*** Block opens ***

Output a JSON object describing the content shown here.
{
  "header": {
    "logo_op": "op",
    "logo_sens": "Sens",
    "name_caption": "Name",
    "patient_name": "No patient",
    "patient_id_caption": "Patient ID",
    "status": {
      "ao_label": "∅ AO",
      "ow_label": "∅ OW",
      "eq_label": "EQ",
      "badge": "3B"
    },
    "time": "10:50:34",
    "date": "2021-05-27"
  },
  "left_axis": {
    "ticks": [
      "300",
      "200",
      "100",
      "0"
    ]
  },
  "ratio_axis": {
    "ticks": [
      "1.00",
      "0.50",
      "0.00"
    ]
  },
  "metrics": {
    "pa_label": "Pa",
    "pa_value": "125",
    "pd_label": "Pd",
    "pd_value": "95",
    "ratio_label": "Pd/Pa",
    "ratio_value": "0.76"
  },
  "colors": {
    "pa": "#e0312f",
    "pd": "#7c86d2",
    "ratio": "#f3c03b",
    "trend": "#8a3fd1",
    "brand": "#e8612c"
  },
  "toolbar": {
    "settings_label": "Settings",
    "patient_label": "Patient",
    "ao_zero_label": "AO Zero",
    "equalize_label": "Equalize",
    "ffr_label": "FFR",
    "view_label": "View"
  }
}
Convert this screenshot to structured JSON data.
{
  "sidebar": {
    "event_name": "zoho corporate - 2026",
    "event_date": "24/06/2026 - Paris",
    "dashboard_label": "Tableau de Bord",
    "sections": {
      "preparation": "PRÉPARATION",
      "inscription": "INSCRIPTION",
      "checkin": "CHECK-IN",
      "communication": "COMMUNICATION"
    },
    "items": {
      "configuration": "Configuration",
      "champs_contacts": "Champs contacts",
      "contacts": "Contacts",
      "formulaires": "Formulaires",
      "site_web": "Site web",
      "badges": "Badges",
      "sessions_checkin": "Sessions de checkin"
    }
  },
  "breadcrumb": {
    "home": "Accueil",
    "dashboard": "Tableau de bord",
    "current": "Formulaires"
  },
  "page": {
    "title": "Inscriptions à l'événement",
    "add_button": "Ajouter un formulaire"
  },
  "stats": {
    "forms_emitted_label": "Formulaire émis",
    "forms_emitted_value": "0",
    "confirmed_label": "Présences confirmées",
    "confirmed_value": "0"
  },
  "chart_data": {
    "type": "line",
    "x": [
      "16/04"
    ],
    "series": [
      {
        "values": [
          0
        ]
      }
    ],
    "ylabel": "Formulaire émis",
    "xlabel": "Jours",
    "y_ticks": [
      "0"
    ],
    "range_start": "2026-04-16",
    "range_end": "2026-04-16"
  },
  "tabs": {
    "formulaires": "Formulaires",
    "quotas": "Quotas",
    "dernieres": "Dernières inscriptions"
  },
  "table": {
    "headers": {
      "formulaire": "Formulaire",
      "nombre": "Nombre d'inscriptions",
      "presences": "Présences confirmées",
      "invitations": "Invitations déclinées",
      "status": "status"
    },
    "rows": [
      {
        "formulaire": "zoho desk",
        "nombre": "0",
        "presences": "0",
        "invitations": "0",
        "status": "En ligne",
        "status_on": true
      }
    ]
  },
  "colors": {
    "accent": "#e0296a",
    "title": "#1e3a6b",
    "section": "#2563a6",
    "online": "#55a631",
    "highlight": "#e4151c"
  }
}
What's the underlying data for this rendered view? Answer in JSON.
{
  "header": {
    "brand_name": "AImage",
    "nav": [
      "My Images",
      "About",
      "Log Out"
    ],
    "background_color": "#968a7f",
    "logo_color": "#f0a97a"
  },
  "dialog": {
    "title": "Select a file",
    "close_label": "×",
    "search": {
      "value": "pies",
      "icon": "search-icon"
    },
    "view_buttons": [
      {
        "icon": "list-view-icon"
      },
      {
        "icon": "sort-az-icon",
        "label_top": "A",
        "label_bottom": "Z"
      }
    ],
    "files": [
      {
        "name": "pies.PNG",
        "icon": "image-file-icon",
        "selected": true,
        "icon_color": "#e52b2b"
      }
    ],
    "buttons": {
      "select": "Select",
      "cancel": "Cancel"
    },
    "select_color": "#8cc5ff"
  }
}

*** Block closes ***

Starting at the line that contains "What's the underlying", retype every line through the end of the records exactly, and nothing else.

What's the underlying data for this rendered view? Answer in JSON.
{
  "header": {
    "brand_name": "AImage",
    "nav": [
      "My Images",
      "About",
      "Log Out"
    ],
    "background_color": "#968a7f",
    "logo_color": "#f0a97a"
  },
  "dialog": {
    "title": "Select a file",
    "close_label": "×",
    "search": {
      "value": "pies",
      "icon": "search-icon"
    },
    "view_buttons": [
      {
        "icon": "list-view-icon"
      },
      {
        "icon": "sort-az-icon",
        "label_top": "A",
        "label_bottom": "Z"
      }
    ],
    "files": [
      {
        "name": "pies.PNG",
        "icon": "image-file-icon",
        "selected": true,
        "icon_color": "#e52b2b"
      }
    ],
    "buttons": {
      "select": "Select",
      "cancel": "Cancel"
    },
    "select_color": "#8cc5ff"
  }
}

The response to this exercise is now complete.